Hurrah for Mary Pickford! Queen of the Movies for 100 Years!

Well, the last round of voting in the 1918 movie star tournament has concluded and we have a winner! In fact, we have the same winner that the good people of 1918 crowned: Mary Pickford.

Yes, Mary Pickford has been voted top movie star in 1918 and 2018. She beat out Douglas Fairbanks by a healthy 63% to his 37%.

Mary Pickford’s reputation has been on the rise lately with more and more modern folks coming to appreciate her status as a pioneering producer, studio exec, writer and star. (Not that she was ever entirely forgotten by her fans.)

If you’d like to see the star in action, here is a collection of clips courtesy of the Mary Pickford Foundation. And don’t forget that Fanchon the Cricket and Little Annie Rooney are being released by Flicker Alley soon!

Well, I had a lot of fun with this. Thank you so much for voting and commenting and we will definitely be doing this next year. (With a Canadian twist! How do you like my teasing clickbait?)


Like what you’re reading? Please consider sponsoring me on Patreon. All patrons will get early previews of upcoming features, exclusive polls and other goodies.

10 Replies to “Hurrah for Mary Pickford! Queen of the Movies for 100 Years!”

  1. I got my copy of Little Annie Rooney a few days ago and those who haven’t got it yet are going to be blown away. Also, the booklet is very good, I have to pick Fanchon. Hopefully it means more Mary Pickford films are coming to home video

  2. Love them both, but Mary’s range/impact on film does seem to me a bit more expansive than Doug’s. What film is that clip from, with all the ticker tape?

  3. It’s interesting to hear that Pickford is becoming fashionable again in US. Here the situation is still that the united artists are mentioned by all books, but none of Pickford’s films are on the lists of great classics. And none of her works are sold in the best local store that has an excellent selection of silents. But your review of The Night of the Hunter certainly raised my interest in Sparrows.

    In general, most of my favourite silent stars are women, and my taste of silents is much more feminine than that of talkies. In so many talkies, even in the good ones, actresses just have to be beautiful.

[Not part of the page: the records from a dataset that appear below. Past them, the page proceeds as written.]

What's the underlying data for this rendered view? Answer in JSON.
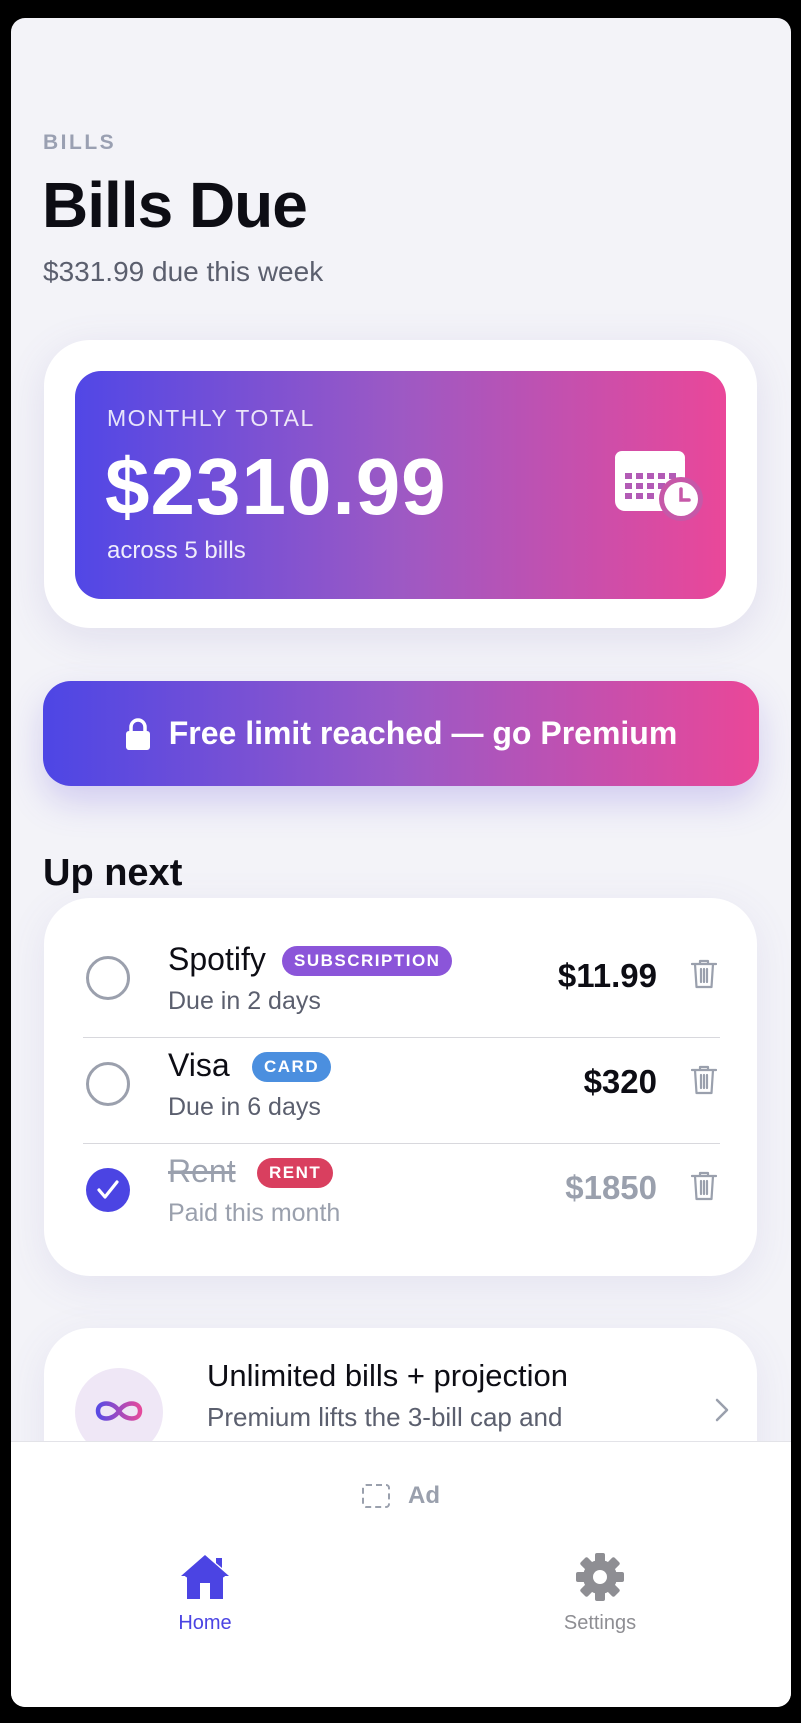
{
  "header": {
    "eyebrow": "BILLS",
    "title": "Bills Due",
    "subtitle": "$331.99 due this week"
  },
  "summary": {
    "label": "MONTHLY TOTAL",
    "amount": "$2310.99",
    "count_text": "across 5 bills",
    "icon": "calendar-clock-icon"
  },
  "premium_button": {
    "label": "Free limit reached — go Premium",
    "icon": "lock-icon"
  },
  "section": {
    "title": "Up next"
  },
  "bills": [
    {
      "name": "Spotify",
      "badge": "SUBSCRIPTION",
      "badge_color": "#8b55d9",
      "due": "Due in 2 days",
      "amount": "$11.99",
      "paid": false
    },
    {
      "name": "Visa",
      "badge": "CARD",
      "badge_color": "#4b8fdf",
      "due": "Due in 6 days",
      "amount": "$320",
      "paid": false
    },
    {
      "name": "Rent",
      "badge": "RENT",
      "badge_color": "#d93f5f",
      "due": "Paid this month",
      "amount": "$1850",
      "paid": true
    }
  ],
  "promo": {
    "title": "Unlimited bills + projection",
    "subtitle": "Premium lifts the 3-bill cap and",
    "icon": "infinity-icon"
  },
  "ad": {
    "label": "Ad"
  },
  "tabs": [
    {
      "label": "Home",
      "icon": "home-icon",
      "active": true
    },
    {
      "label": "Settings",
      "icon": "gear-icon",
      "active": false
    }
  ],
  "colors": {
    "accent": "#4b44e3",
    "gradient_start": "#5147e6",
    "gradient_end": "#ea4799"
  }
}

    1. It’s interesting to see what gets the most attention in various countries. I know Stella Maris and Sparrows are probably the two Pickford films that get the most critic love over here but some of her early shorts are delightful too.

      Yes, indeed, the number of women writing the movies in the silent era assured that the women acting in those movies would often have roles they could sink their teeth into. There were still vapid parts, of course, but the balance was more in the favor of the women.

Comments are closed.